The triad of alteration in mental status, rigidity, and dysautonomia can occur in the neuroleptic malignant syndrome (NMS), serotonin syndrome, or lethal catatonia. Although mechanistically distinct, these disorders can all include muscle hyperactivity, hyperthermia, metabolic acidosis, rhabdomyolysis, elevated creatine kinase (CK), seizures and renal failure.13 NMS and serotonin syndrome can be confused with anti-NMDAR encephalitis as a result of the fact that most patients with the latter are initially seen in psychiatric centers and might receive neuroleptics or antidepressants.14 Once hospitalized, the present patient was not given serotonergic medications and her serum muscle enzymes were normal. Moderate elevation of CK occurred in 1 of 21 patients with paraneoplastic anti-NMDAR encephalitis (J Dalmau, unpublished data). Most of these patients, however, had inflammatory CSF findings not found in NMS, serotonin syndrome, or lethal catatonia. One patient with paraneoplastic catatonia and ovarian teratoma had elevated CK levels; she partially improved with electroconvulsive therapy, but full recovery was only attained after tumor removal (serum and CSF were not available for antibody analysis).15
A study of 12 patients indicated that the optimal management of anti-NMDAR encephalitis is tumor resection and immunotherapy.2 Patients with this disorder, however, usually require ventilatory support and intensive care for seizures and autonomic instability, which can delay tumor removal.
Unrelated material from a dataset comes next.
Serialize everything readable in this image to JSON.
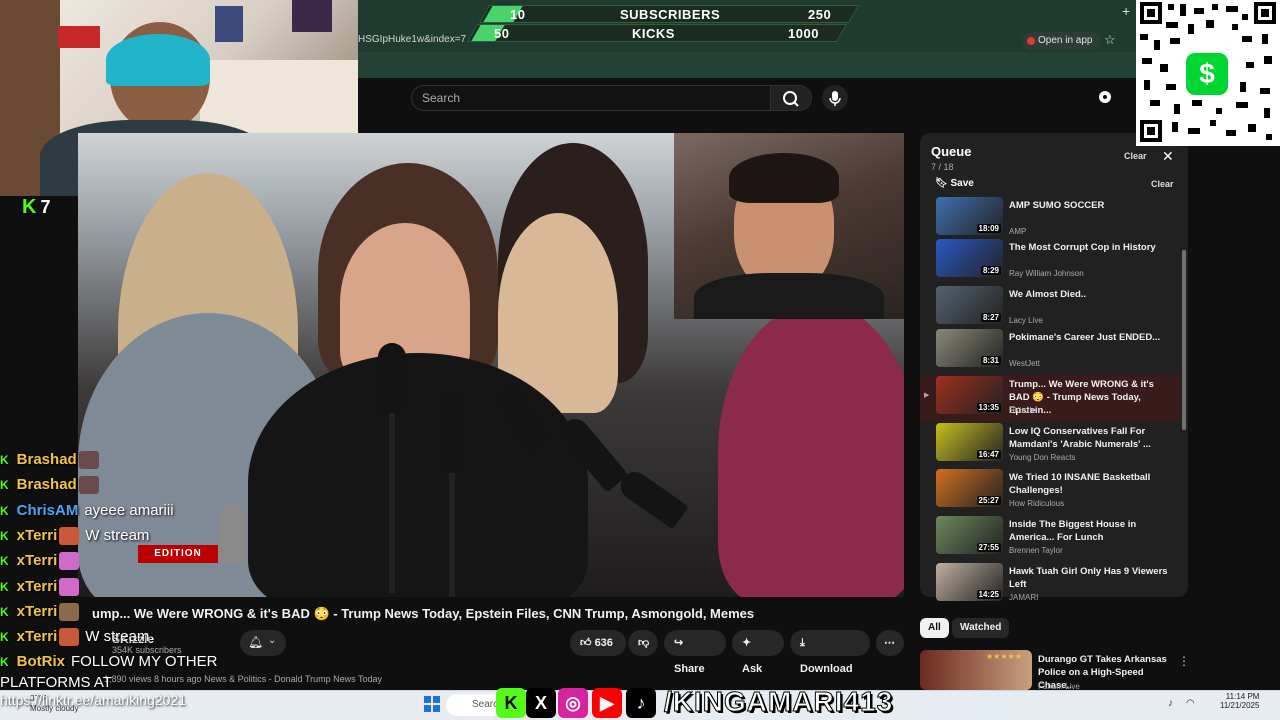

Treatment with methylprednisolone, plasma exchange or IVIg might result in partial neurological improvement or stabilization allowing resection, although the tumor could grow during the delay.3 In some patients, tumor removal results in noticeable neurological improvement in a matter of days or after several weeks. The present patient was diagnosed the day after admission and the tumor was resected that evening. Despite this rapid intervention, she did not start to improve until 3 weeks later, after plasma exchange, IVIg, and a bolus of cyclophosphamide. The latter was used because of previous experience with other patients who did not improve within 1 week of completing plasma exchange or IVIg. Once improvement is noted, most patients continue to improve over weeks or months until full recovery. During improvement, no maintenance immunotherapy is needed. As a result of general deconditioning, and sometimes spinal cord involvement, patients often need prolonged physical therapy.2,16
Paraneoplastic anti-NMDA receptor encephalitis is potentially lethal, but usually reversible if promptly recognized and treated. It should be suspected in young women with prominent psychiatric symptoms accompanied by seizures, autonomic instability, hypoventilation and dyskinesias. Less frequently it presents as classical limbic encephalitis. The CSF usually shows inflammatory abnormalities, and the MRI can be normal, show transient cerebral cortical or cerebellar abnormalities, or show typical medial temporal lobe hyperintensities. The associated tumors are mature or immature teratomas, usually located in the ovary. Preliminary experience suggests that tumor resection, immunomodulation, intensive care, and physical therapy constitute the best treatment approach.
We thank Dr Myrna R Rosenfeld for critical review of the manuscript. This work was supported in part by RO1CA107192 (JD) and NS45986 (DL) from the National Institute of Health (NIH).
Vanderbilt Continuing Medical Education online This article offers the opportunity to earn one Category 1 credit toward the AMA Physician’s Recognition Award.
Competing Interests The authors declared they have no competing interests.